*Exercise description*: Return the data below, unchanged.

★ ★ ★ ★

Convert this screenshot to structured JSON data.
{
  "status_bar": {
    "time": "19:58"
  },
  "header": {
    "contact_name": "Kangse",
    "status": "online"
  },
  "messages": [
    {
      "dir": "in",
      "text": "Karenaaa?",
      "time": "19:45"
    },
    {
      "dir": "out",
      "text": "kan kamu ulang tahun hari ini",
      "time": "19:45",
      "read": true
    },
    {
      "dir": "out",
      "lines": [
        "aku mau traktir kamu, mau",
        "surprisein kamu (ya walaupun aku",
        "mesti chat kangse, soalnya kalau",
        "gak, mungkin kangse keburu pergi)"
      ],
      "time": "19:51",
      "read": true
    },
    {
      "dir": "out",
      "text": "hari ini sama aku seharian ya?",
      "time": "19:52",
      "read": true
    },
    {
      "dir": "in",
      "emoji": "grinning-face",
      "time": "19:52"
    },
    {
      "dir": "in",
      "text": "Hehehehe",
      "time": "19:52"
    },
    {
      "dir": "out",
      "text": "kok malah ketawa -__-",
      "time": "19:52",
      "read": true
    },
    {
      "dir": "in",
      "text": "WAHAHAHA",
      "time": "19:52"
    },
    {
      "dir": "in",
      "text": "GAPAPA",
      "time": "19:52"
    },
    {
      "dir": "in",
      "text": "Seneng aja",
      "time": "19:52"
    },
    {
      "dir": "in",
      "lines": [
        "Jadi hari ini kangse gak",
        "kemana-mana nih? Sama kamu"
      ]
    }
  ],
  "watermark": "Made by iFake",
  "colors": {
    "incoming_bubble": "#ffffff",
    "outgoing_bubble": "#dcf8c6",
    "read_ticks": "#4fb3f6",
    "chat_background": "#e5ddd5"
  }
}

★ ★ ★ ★

*Task solution*:
Convert this screenshot to structured JSON data.
{
  "status_bar": {
    "time": "19:58"
  },
  "header": {
    "contact_name": "Kangse",
    "status": "online"
  },
  "messages": [
    {
      "dir": "in",
      "text": "Karenaaa?",
      "time": "19:45"
    },
    {
      "dir": "out",
      "text": "kan kamu ulang tahun hari ini",
      "time": "19:45",
      "read": true
    },
    {
      "dir": "out",
      "lines": [
        "aku mau traktir kamu, mau",
        "surprisein kamu (ya walaupun aku",
        "mesti chat kangse, soalnya kalau",
        "gak, mungkin kangse keburu pergi)"
      ],
      "time": "19:51",
      "read": true
    },
    {
      "dir": "out",
      "text": "hari ini sama aku seharian ya?",
      "time": "19:52",
      "read": true
    },
    {
      "dir": "in",
      "emoji": "grinning-face",
      "time": "19:52"
    },
    {
      "dir": "in",
      "text": "Hehehehe",
      "time": "19:52"
    },
    {
      "dir": "out",
      "text": "kok malah ketawa -__-",
      "time": "19:52",
      "read": true
    },
    {
      "dir": "in",
      "text": "WAHAHAHA",
      "time": "19:52"
    },
    {
      "dir": "in",
      "text": "GAPAPA",
      "time": "19:52"
    },
    {
      "dir": "in",
      "text": "Seneng aja",
      "time": "19:52"
    },
    {
      "dir": "in",
      "lines": [
        "Jadi hari ini kangse gak",
        "kemana-mana nih? Sama kamu"
      ]
    }
  ],
  "watermark": "Made by iFake",
  "colors": {
    "incoming_bubble": "#ffffff",
    "outgoing_bubble": "#dcf8c6",
    "read_ticks": "#4fb3f6",
    "chat_background": "#e5ddd5"
  }
}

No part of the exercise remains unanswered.